··· Supplied records

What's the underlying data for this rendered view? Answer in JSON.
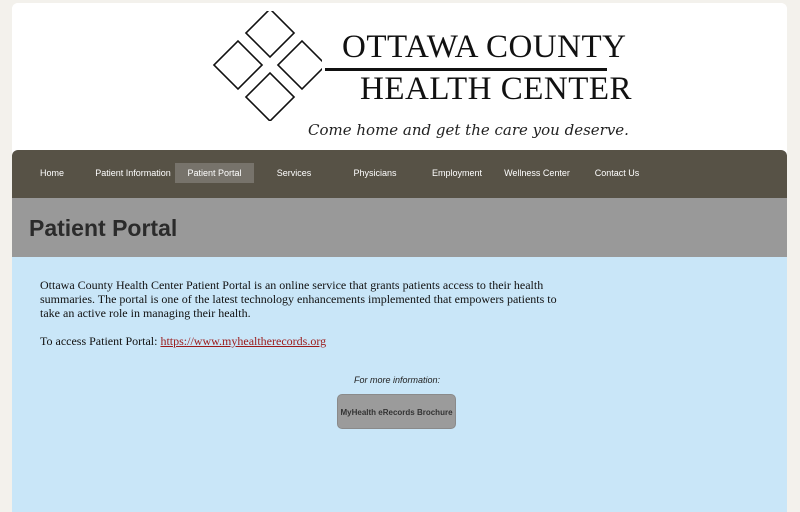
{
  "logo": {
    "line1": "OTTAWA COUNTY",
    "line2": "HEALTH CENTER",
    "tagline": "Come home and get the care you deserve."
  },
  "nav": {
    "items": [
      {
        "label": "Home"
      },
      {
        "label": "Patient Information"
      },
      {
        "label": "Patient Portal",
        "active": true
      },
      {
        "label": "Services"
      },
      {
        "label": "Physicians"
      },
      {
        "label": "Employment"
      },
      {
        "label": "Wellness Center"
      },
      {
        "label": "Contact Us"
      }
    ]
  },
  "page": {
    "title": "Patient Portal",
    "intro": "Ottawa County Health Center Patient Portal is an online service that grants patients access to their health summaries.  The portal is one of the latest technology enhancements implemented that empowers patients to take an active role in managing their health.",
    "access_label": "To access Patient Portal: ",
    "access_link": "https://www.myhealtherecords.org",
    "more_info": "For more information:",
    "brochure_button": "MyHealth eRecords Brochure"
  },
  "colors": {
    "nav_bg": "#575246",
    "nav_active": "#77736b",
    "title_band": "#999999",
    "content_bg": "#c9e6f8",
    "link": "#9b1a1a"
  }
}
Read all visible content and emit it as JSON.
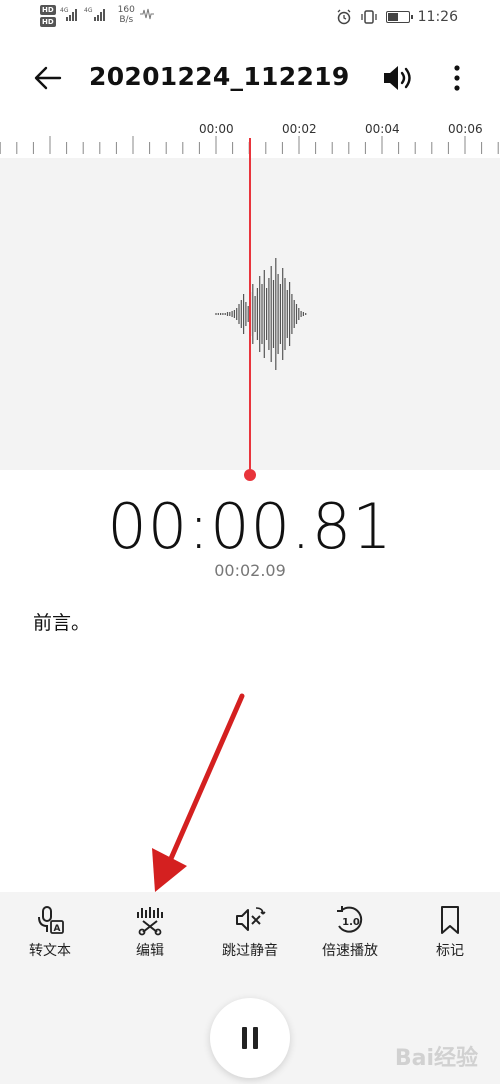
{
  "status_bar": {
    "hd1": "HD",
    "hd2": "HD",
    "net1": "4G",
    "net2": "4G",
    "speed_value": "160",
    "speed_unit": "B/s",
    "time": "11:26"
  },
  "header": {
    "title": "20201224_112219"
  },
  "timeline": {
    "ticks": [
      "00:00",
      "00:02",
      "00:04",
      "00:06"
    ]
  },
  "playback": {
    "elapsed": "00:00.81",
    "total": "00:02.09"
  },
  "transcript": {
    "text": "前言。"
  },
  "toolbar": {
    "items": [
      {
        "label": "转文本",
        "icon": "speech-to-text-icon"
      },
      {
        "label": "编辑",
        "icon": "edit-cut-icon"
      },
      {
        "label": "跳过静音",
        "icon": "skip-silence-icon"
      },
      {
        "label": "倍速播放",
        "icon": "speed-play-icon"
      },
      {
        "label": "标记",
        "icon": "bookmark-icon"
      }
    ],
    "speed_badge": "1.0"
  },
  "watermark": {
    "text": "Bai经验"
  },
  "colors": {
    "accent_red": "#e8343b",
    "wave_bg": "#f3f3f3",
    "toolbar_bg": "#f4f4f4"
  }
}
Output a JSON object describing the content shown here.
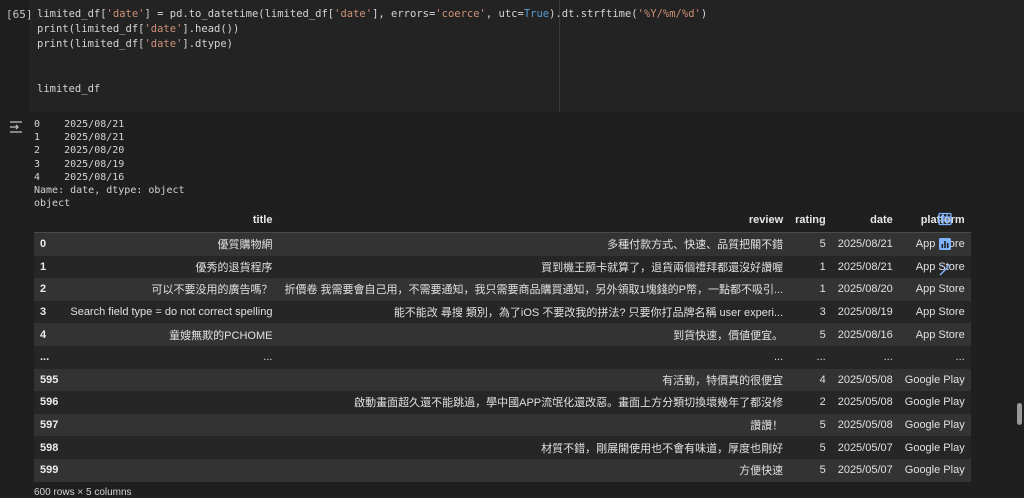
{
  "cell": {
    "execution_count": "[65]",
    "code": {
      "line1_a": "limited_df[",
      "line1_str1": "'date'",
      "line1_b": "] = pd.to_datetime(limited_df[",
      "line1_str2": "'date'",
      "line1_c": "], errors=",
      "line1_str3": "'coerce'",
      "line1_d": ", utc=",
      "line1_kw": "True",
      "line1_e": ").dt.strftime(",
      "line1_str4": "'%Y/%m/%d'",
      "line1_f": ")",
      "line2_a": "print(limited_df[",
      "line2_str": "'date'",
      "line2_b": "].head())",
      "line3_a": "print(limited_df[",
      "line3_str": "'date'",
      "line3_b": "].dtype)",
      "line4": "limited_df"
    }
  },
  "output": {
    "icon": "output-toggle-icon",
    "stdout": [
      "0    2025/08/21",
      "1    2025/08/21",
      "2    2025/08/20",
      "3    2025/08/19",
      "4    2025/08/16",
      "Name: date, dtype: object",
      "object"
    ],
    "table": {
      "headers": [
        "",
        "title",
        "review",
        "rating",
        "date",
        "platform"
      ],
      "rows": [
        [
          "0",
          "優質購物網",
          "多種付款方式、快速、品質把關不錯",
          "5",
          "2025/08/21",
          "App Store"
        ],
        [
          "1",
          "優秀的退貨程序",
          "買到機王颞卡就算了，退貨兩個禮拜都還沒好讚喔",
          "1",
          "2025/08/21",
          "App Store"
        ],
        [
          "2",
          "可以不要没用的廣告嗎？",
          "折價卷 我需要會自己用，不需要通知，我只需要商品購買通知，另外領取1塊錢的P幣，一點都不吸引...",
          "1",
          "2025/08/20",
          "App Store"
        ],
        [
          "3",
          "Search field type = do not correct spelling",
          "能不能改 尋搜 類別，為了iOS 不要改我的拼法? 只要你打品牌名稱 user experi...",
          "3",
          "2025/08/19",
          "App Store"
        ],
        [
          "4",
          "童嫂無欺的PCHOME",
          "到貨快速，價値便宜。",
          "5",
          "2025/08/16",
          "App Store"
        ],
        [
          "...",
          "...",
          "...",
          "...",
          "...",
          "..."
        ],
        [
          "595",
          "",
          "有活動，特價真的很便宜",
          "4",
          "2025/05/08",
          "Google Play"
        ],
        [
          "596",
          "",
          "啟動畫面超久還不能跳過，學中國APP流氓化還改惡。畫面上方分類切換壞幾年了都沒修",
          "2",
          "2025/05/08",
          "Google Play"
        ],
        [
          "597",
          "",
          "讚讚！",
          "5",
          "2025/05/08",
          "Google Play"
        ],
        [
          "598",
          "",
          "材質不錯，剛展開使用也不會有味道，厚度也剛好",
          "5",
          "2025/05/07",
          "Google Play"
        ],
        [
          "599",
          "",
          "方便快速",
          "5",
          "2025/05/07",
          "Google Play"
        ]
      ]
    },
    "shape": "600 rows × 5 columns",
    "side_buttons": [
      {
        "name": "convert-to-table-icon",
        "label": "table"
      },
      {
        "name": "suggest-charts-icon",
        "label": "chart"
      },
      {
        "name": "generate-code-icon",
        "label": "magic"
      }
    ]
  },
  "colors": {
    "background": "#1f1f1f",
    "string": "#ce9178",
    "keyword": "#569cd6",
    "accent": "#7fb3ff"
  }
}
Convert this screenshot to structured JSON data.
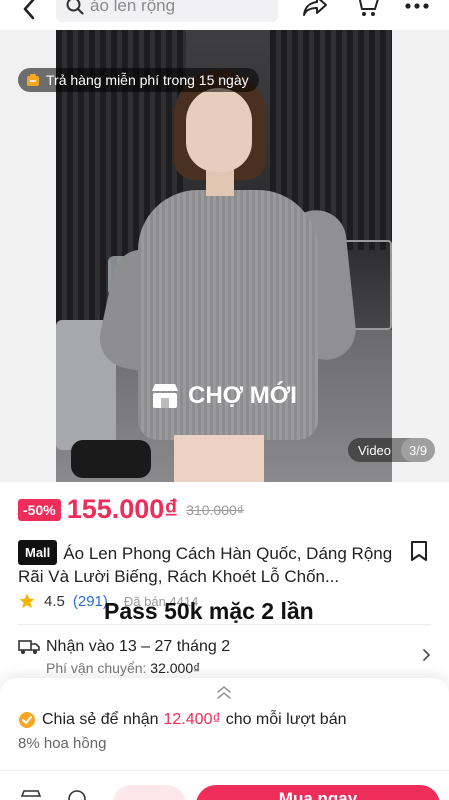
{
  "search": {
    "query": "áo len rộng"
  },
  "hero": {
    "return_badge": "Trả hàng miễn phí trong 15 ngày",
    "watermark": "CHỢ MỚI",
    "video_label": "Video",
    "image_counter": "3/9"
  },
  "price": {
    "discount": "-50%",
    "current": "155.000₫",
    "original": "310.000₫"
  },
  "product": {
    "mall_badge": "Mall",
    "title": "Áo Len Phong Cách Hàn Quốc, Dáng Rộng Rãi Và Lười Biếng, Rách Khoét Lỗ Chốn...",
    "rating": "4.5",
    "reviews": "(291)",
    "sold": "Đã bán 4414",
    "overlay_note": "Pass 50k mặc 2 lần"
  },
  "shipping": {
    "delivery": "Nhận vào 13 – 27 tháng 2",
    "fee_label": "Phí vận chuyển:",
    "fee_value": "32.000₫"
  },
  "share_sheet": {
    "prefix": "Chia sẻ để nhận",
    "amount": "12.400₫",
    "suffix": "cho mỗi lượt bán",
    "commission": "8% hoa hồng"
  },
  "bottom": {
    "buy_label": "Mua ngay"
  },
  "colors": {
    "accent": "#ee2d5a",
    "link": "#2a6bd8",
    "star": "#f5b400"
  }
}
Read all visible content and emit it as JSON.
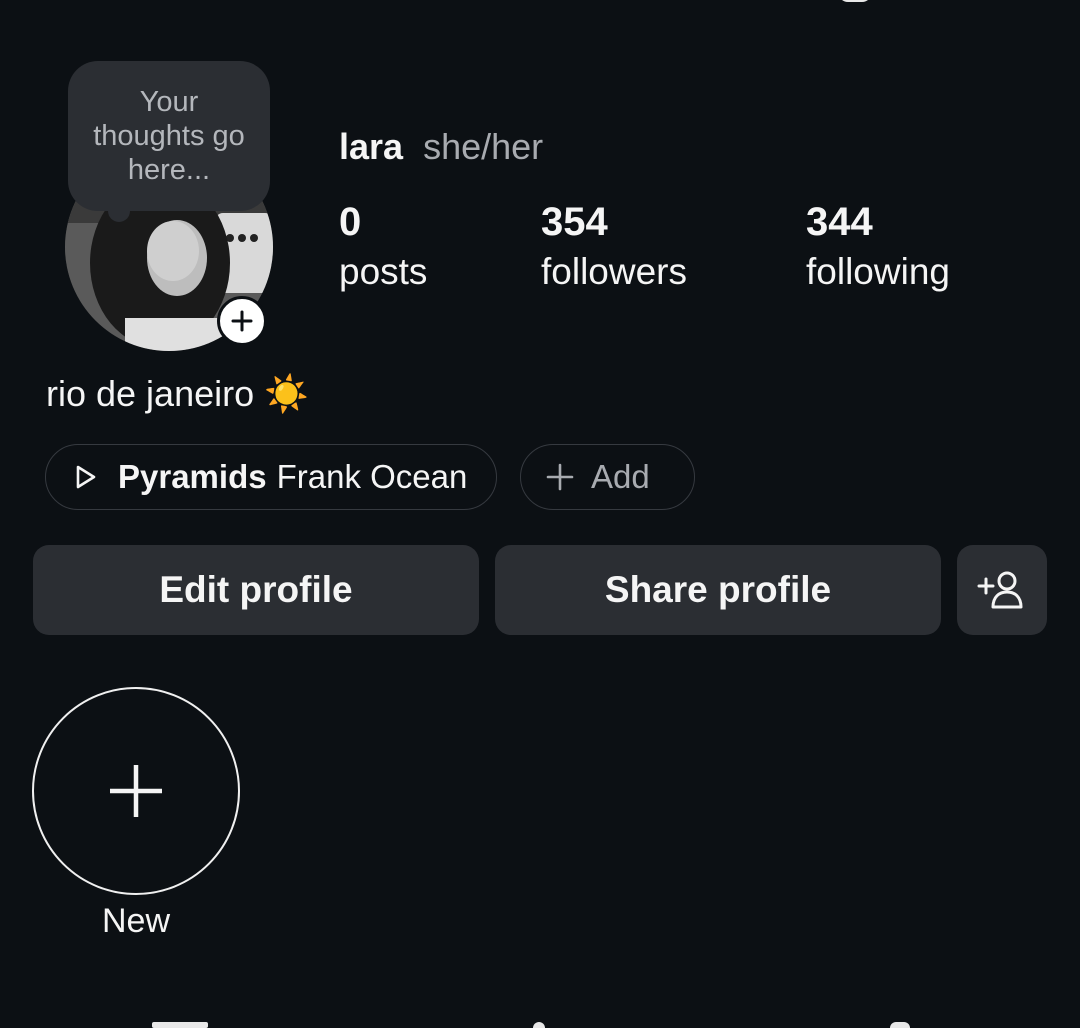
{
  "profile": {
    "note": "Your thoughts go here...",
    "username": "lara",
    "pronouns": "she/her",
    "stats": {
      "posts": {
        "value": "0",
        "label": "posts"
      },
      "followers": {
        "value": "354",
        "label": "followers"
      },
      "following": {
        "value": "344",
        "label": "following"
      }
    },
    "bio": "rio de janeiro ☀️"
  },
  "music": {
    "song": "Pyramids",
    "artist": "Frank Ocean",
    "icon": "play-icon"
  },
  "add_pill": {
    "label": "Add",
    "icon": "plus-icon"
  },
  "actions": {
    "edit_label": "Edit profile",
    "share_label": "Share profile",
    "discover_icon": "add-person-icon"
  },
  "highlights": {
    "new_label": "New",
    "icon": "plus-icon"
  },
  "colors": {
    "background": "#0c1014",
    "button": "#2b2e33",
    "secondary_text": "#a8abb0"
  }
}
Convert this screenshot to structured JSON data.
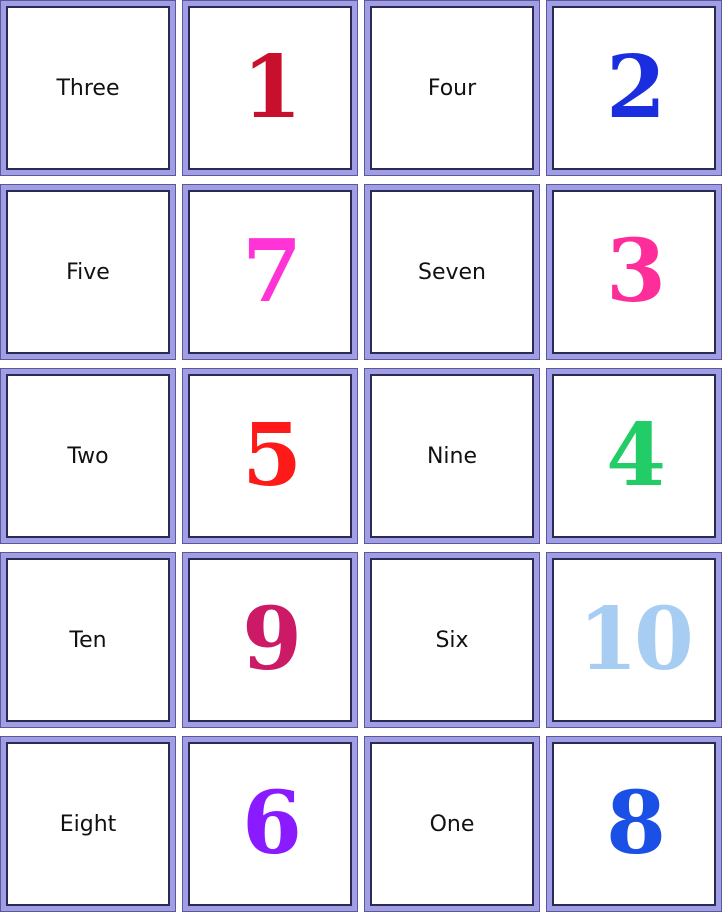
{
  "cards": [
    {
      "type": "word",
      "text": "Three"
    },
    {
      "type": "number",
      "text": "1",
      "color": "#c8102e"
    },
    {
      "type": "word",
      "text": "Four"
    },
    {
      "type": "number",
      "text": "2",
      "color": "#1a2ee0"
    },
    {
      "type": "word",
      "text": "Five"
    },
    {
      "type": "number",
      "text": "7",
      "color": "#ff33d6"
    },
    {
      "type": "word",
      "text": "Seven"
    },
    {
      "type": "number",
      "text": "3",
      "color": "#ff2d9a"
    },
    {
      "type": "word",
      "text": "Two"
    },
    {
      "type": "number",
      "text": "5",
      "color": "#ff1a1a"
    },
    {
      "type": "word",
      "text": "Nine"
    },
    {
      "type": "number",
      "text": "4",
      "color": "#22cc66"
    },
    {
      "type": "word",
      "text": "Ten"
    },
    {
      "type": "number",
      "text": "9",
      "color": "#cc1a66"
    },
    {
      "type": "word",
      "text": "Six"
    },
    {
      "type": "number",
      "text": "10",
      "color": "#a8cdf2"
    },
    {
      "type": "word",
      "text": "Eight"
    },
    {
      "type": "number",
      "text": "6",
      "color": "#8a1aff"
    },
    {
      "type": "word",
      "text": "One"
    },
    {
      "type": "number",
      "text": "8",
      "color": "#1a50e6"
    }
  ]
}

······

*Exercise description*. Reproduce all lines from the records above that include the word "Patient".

*Result for this exercise*.
        "label": "Patient Information"
        "label": "Patient Portal",
    "title": "Patient Portal",
    "intro": "Ottawa County Health Center Patient Portal is an online service that grants patients access to their health summaries.  The portal is one of the latest technology enhancements implemented that empowers patients to take an active role in managing their health.",
    "access_label": "To access Patient Portal: ",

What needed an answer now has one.